*PROBLEM DESCRIPTION*: The records below are to be copied exactly, with their pictures left out.

*RECORDS SUPPLIED*:

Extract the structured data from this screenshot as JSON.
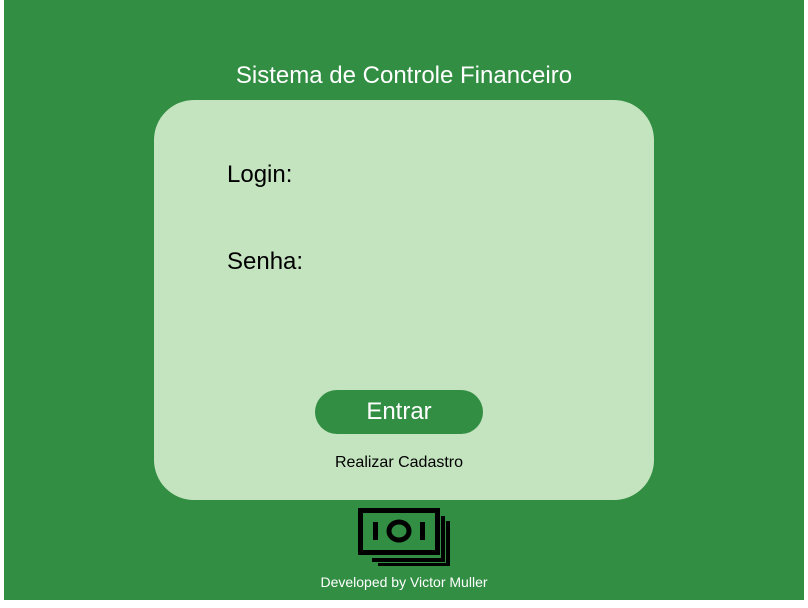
{
  "header": {
    "title": "Sistema de Controle Financeiro"
  },
  "login_form": {
    "login_label": "Login:",
    "login_value": "",
    "password_label": "Senha:",
    "password_value": "",
    "submit_label": "Entrar",
    "register_link": "Realizar Cadastro"
  },
  "footer": {
    "logo_icon": "money-icon",
    "credit": "Developed by Victor Muller"
  },
  "colors": {
    "background": "#328e43",
    "card": "#c4e4c0",
    "button": "#328e43",
    "text_light": "#ffffff",
    "text_dark": "#000000"
  }
}
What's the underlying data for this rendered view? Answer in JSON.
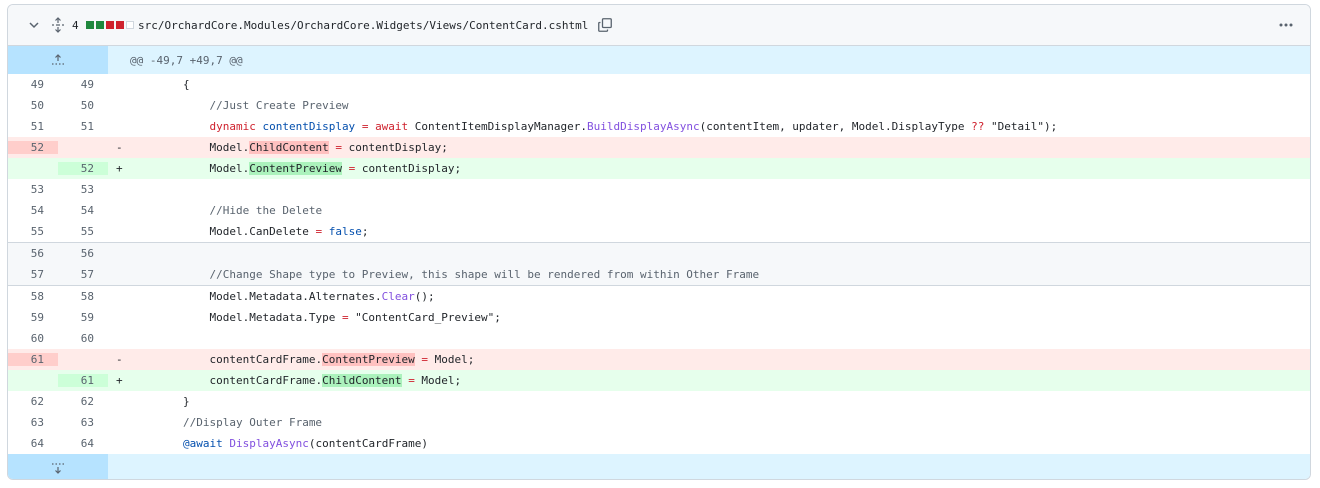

*YOUR RESPONSE*:
Extract the structured data from this screenshot as JSON.
{
  "header": {
    "title": "Sistema de Controle Financeiro"
  },
  "login_form": {
    "login_label": "Login:",
    "login_value": "",
    "password_label": "Senha:",
    "password_value": "",
    "submit_label": "Entrar",
    "register_link": "Realizar Cadastro"
  },
  "footer": {
    "logo_icon": "money-icon",
    "credit": "Developed by Victor Muller"
  },
  "colors": {
    "background": "#328e43",
    "card": "#c4e4c0",
    "button": "#328e43",
    "text_light": "#ffffff",
    "text_dark": "#000000"
  }
}
What's the underlying data for this rendered view? Answer in JSON.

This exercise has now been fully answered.